August 19, 2022

Frustration Grows as Nominee for the Fed Withdraws

The candidate, Peter A. Diamond, an economics professor at the Massachusetts Institute of Technology and a Nobel Prize laureate for his work on labor markets, cited Republican opposition in asking the White House to withdraw his nomination.

But Democratic leadership did not press for a vote on the nomination, and Congressional aides said that the White House invested relatively little energy in fighting for Mr. Diamond. Moreover, they said that the administration had not submitted nominations for vacancies atop several of the federal agencies charged with overhauling and improving financial regulation in the wake of the 2008 crisis.

“There’s a deep feeling of frustration,” said one Democratic aide, who spoke on the condition of anonymity because of the sensitivity of the subject. “No one wants to insult the administration or put them in a position that’s uncomfortable for them or worse for them. So you’re just sitting around waiting for them to take the lead.”

The White House press secretary, Jay Carney, said on Monday that the White House did everything it could to push the nomination, and he lamented the “partisan obstructionism” that had prevented approval of Mr. Diamond.

“I don’t have a tick-tock on the different actions that different members of the administration took in support of this nomination,” Mr. Carney said in response to a question from a reporter. “We strongly supported it. We thought he was highly qualified. We regret that it’s come to this and he’s withdrawn his nomination.”

The withdrawal leaves two empty seats on the Fed’s seven-member board, which, along with selected presidents of the Fed’s regional banks, sets monetary policy. The position of vice chairman for supervision, created last year as a top bank regulatory post, also is vacant.

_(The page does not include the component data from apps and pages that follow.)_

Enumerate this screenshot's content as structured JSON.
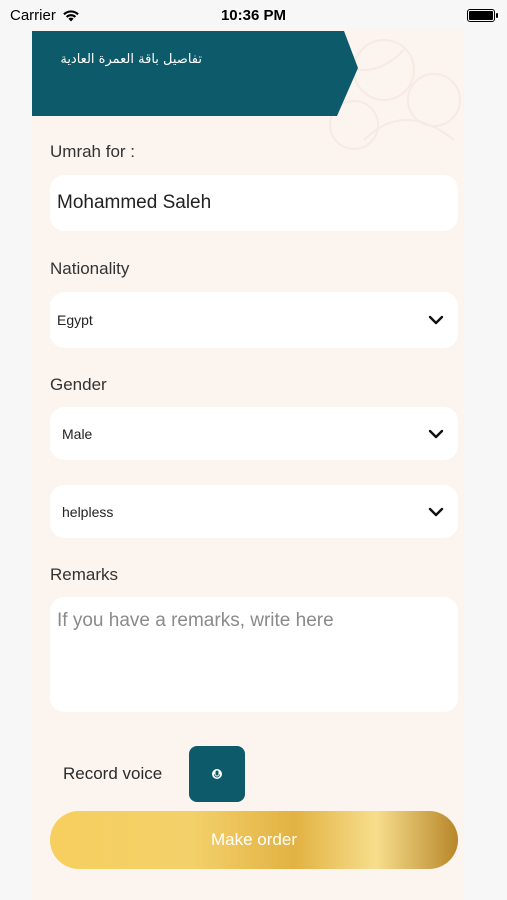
{
  "status_bar": {
    "carrier": "Carrier",
    "time": "10:36 PM"
  },
  "header": {
    "title": "تفاصيل باقة العمرة العادية"
  },
  "form": {
    "umrah_for_label": "Umrah for :",
    "umrah_for_value": "Mohammed Saleh",
    "nationality_label": "Nationality",
    "nationality_value": "Egypt",
    "gender_label": "Gender",
    "gender_value": "Male",
    "condition_value": "helpless",
    "remarks_label": "Remarks",
    "remarks_placeholder": "If you have a remarks, write here",
    "record_voice_label": "Record voice",
    "submit_label": "Make order"
  },
  "colors": {
    "brand_teal": "#0d5a6a",
    "panel_bg": "#fbf4ef",
    "gold": "#f3d06a"
  },
  "icons": [
    "wifi-icon",
    "battery-icon",
    "chevron-down-icon",
    "microphone-icon"
  ]
}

President Obama has not nominated a head for the Office of Comptroller of the Currency, which oversees national banks, or a new chairman for the Federal Deposit Insurance Corporation, which insures bank deposits and cleans up failed banks. There is no nominee to lead the new Consumer Financial Protection Bureau, or the Federal Housing Finance Agency, which oversees Fannie Mae and Freddie Mac.

The White House has said for months that it will submit nominations “as soon as possible.” On Monday it promised action “in short order.” It is widely expected to nominate the F.D.I.C.’s vice chairman, Martin J. Gruenberg, to replace Sheila C. Bair, who ends her term as chairwoman in July. Mr. Gruenberg, seen as relatively noncontroversial, could be packaged with other nominees in the hope of a halo effect.

Democrats say that they hold Republicans responsible for preventing votes. In addition to derailing Mr. Diamond, Republicans forced the withdrawal earlier this year of a nominee to head the Federal Housing Finance Agency, and have said they will not allow a vote on any nominee to lead the consumer agency until the bureau is restructured.

There are also strategic considerations. A senior White House official said that the Obama administration had to weigh the costs of trying to pressure Senator Harry Reid, the majority leader, to push for cloture votes in the face of Republican opposition.

“We could go for a symbolic cloture vote. It would burn 30 hours on the clock. That’s 30 hours that the Senate is in session. So it’s a big ask of Harry Reid to say ‘put aside your legislative agenda and go for a cloture vote,’ ” the official said.

Mr. Diamond focused his criticism on Republicans in a sharply worded opinion article published Monday in The New York Times. “We should all worry about how distorted the confirmation process has become, and how little understanding of monetary policy there is among some of those responsible for its Congressional oversight,” he wrote.

Mr. Diamond said that Republicans were mistaken to treat his expertise in labor economics as irrelevant to decisions about monetary policy. “Understanding the labor market — and the process by which workers and jobs come together and separate — is critical to devising an effective monetary policy,” he wrote.

Senator Richard C. Shelby of Alabama, the senior Republican on the Banking Committee, reiterated on Monday his belief that Mr. Diamond had lacked the necessary qualifications.

“It is my hope that President Obama will now nominate someone capable of garnering bipartisan support in the Senate,” Mr. Shelby said in a statement Monday. “It would be my hope that the president will not seek to pack the Fed with those who will use the institution to finance his profligate spending and agenda.”

Mr. Shelby added that he had great respect for Mr. Diamond and wished him the best.

The Fed board of governors has long been populated with a mix of people including lawyers, bankers and economists with a wide range of specialties. Mr. Shelby himself has voted for a labor economist on at least one previous occasion: he supported the 1994 nomination of Janet Yellen, now the Fed’s vice chairwoman.

But the nomination became a proxy for a broader fight between the White House and Congressional Republicans over the government’s role in the economy. Mr. Diamond publicly supported a continuing Fed program to stimulate growth by purchasing $600 billion in Treasury securities. Mr. Shelby and other Republicans described the program as a backdoor method of lending the government more money.

Helene Cooper contributed reporting.

Article source:

Speak Your Mind